Employees have access to employers’ confidential business information by necessity in the course of fulfilling their professional duties. Having assessed this access and the associated risks, it is common for employers to insert a clause in the employment contract or in a separate document whereby employees declare they are aware of what constitutes confidential information and undertake not to disclose or disseminate said information for the duration of their employment contract and for a specified period of time after termination of the employment contract. Said obligation is an expression of employees’ general obligation pursuant to article 126, item 9 of the Labour Code (LC) to be loyal to the employer, i.e. employees shall not abuse employer’s trust, they shall not breach the confidentiality of the information provided by the employer and shall protect the reputation of the company.

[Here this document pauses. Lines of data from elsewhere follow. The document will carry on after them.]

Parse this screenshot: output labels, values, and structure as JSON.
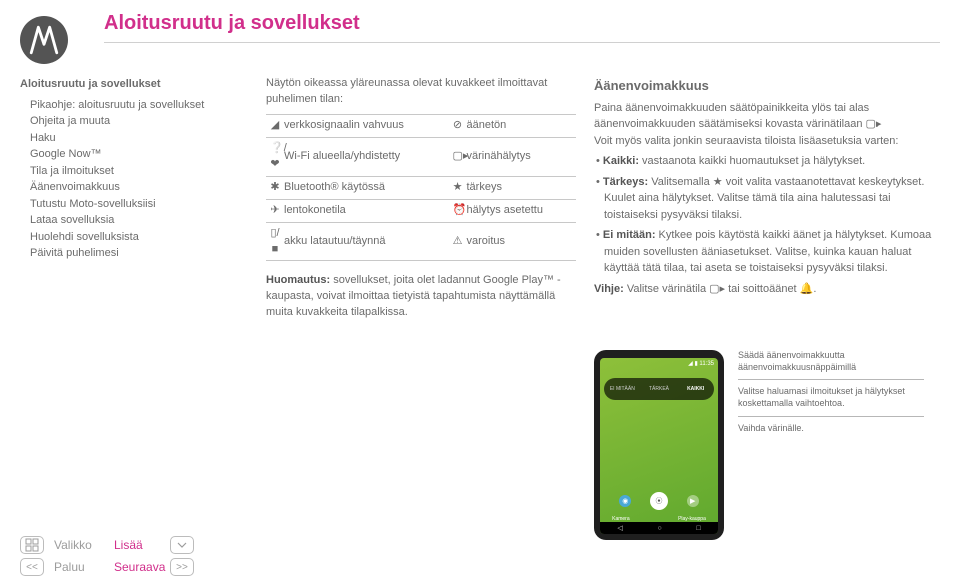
{
  "page_title": "Aloitusruutu ja sovellukset",
  "sidebar": {
    "section_title": "Aloitusruutu ja sovellukset",
    "items": [
      "Pikaohje: aloitusruutu ja sovellukset",
      "Ohjeita ja muuta",
      "Haku",
      "Google Now™",
      "Tila ja ilmoitukset",
      "Äänenvoimakkuus",
      "Tutustu Moto-sovelluksiisi",
      "Lataa sovelluksia",
      "Huolehdi sovelluksista",
      "Päivitä puhelimesi"
    ]
  },
  "col2": {
    "intro": "Näytön oikeassa yläreunassa olevat kuvakkeet ilmoittavat puhelimen tilan:",
    "rows": [
      {
        "i1": "◢",
        "l1": "verkkosignaalin vahvuus",
        "i2": "⊘",
        "l2": "äänetön"
      },
      {
        "i1": "❔/❤",
        "l1": "Wi-Fi alueella/yhdistetty",
        "i2": "▢▸",
        "l2": "värinähälytys"
      },
      {
        "i1": "✱",
        "l1": "Bluetooth® käytössä",
        "i2": "★",
        "l2": "tärkeys"
      },
      {
        "i1": "✈",
        "l1": "lentokonetila",
        "i2": "⏰",
        "l2": "hälytys asetettu"
      },
      {
        "i1": "▯/■",
        "l1": "akku latautuu/täynnä",
        "i2": "⚠",
        "l2": "varoitus"
      }
    ],
    "note_prefix": "Huomautus:",
    "note_body": " sovellukset, joita olet ladannut Google Play™ -kaupasta, voivat ilmoittaa tietyistä tapahtumista näyttämällä muita kuvakkeita tilapalkissa."
  },
  "col3": {
    "heading": "Äänenvoimakkuus",
    "p1_a": "Paina äänenvoimakkuuden säätöpainikkeita ylös tai alas äänenvoimakkuuden säätämiseksi kovasta värinätilaan ",
    "p1_icon": "▢▸",
    "p1_b": ".",
    "p2": "Voit myös valita jonkin seuraavista tiloista lisäasetuksia varten:",
    "bullets": [
      {
        "label": "Kaikki:",
        "text": " vastaanota kaikki huomautukset ja hälytykset."
      },
      {
        "label": "Tärkeys:",
        "text": " Valitsemalla ★ voit valita vastaanotettavat keskeytykset. Kuulet aina hälytykset. Valitse tämä tila aina halutessasi tai toistaiseksi pysyväksi tilaksi."
      },
      {
        "label": "Ei mitään:",
        "text": " Kytkee pois käytöstä kaikki äänet ja hälytykset. Kumoaa muiden sovellusten ääniasetukset. Valitse, kuinka kauan haluat käyttää tätä tilaa, tai aseta se toistaiseksi pysyväksi tilaksi."
      }
    ],
    "tip_prefix": "Vihje:",
    "tip_body": " Valitse värinätila ▢▸ tai soittoäänet 🔔."
  },
  "phone": {
    "time": "11:35",
    "vol_segments": [
      "EI MITÄÄN",
      "TÄRKEÄ",
      "KAIKKI"
    ],
    "dock_labels": [
      "Kamera",
      "",
      "Play-kauppa"
    ]
  },
  "callouts": [
    "Säädä äänenvoimakkuutta äänenvoimakkuusnäppäimillä",
    "Valitse haluamasi ilmoitukset ja hälytykset koskettamalla vaihtoehtoa.",
    "Vaihda värinälle."
  ],
  "nav": {
    "menu": "Valikko",
    "more": "Lisää",
    "back": "Paluu",
    "next": "Seuraava"
  }
}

A difference of interpretation arises on the validity of the penalty arrangement foreseen in the employment contract in case of breach of confidentiality. One opinion is that the penalty clause is not valid because employees’ liability for deliberate disclosure of employer’s confidential information constitutes full pecuniary liability that is tortious in nature which requires proof of actual damages. Another opinion is based on the strict interpretation of LC article 212 which refers to civil law governing aspects of employees’ pecuniary liability which are not expressly covered by the Labour Code, yet not making explicit reference to the provisions of article 45 et seq. of the Obligations and Contracts Act (OCA), and arrives at the conclusion that the clause is valid in the above-mentioned sense, being admissible by virtue of the freedom of contract under OCA article 9.
The analysis of the validity of the penalty clause in an employment contract in cases of disclosure of confidential information goes back to the source of the obligation and, consequently, to the determination if liability is contractual or not and if parallel existence is admissible of a contractual obligation alongside an employment relationship which foresees a penalty for breach of obligation by the employee in fulfilling their duties arising from the provisions of the Labour Code.
In that context, Judgement No. 50077 of 11 May 2023 of the Supreme Court of Cassation (SCC), Civil Division 4, on civil case No. 2835/2022 reads as follows: “It is possible for an employment contract to contain a clause whereby the parties agree to seek liability and compensation for damages for breach of contractual obligation and also for misconduct outside the existing legal relationship which would result in violation of competition rules – special tort liability pursuant to article 105(3) of the Protection of Competition Act (PCA) or the rules of article 10 of the Trade Secret Protection Act (TSPA), in the case of trade secrets that were wrongfully obtained, used or disclosed, but it shall not contain a penalty agreement related to breach of the non-disclosure obligation.”
According to the justification provided by the Court of Cassation, harm may occur in relation to acts and actions in the meaning of TSPA article 8 and PCA article 1(2) and liability is sought in a civil procedure without any requirement of prior proceedings before an administrative body. In addition, the court refers to PCA article 105 which provides for the right of compensation of harmed persons for harm resulting from any and all violations of PCA, including from unfair commercial practices. The majority of the cassation panel of judges consider liability for breach of confidentiality provisions to be tortious in nature and pursuant to the provisions of PCA articles 105 and 106 full compensation is due for damages resulting from said breaches. The court makes a distinction between tort liability and the function of the penalty under OCA article 92 and states that the former is based on harm that is measurable and defined and is established as a ratio of the value of the property before the harm and after the tort, while a penalty is an agreement that establishes in advance the degree of harm that the creditor in a contract would sustain in case of breach.
One judge on the panel signed the SCC Judgement with reservation. The judge argues that the agreement which obliges the employee to keep employer’s confidential information safe and ensures compliance with that obligation through a penalty is not excluded in principle from the freedom of contract (pursuant to OCA article 9). According to that divergent view, the only condition for the validity of the penalty clause is that it shall be limited in time based on the argument that the restrictions on the activity of the agent after contract termination are limited in time and the reasonable time limit is determined based on the specificity of each case, i.e. based on the employee’s position and the nature of their work.
As a result of the interpretation provided by the Court of Cassation, i.e. that the penalty arrangement for breach of confidentiality foreseen in an employment contract is not valid, the recommendation to employers would be to define the types of confidential information in advance, to make their employees familiar with that information and to include a clause in the employment contract or in a separate agreement foreseeing the employer’s right to seek liability and compensation for damages as a result of trade secrets being wrongfully obtained, used or disclosed by the employee pursuant to PCA and TSPA. When a breach of said obligation to safeguard confidential information is established and harm is quantified, there is a possibility to enter into an agreement to compensate for said harm.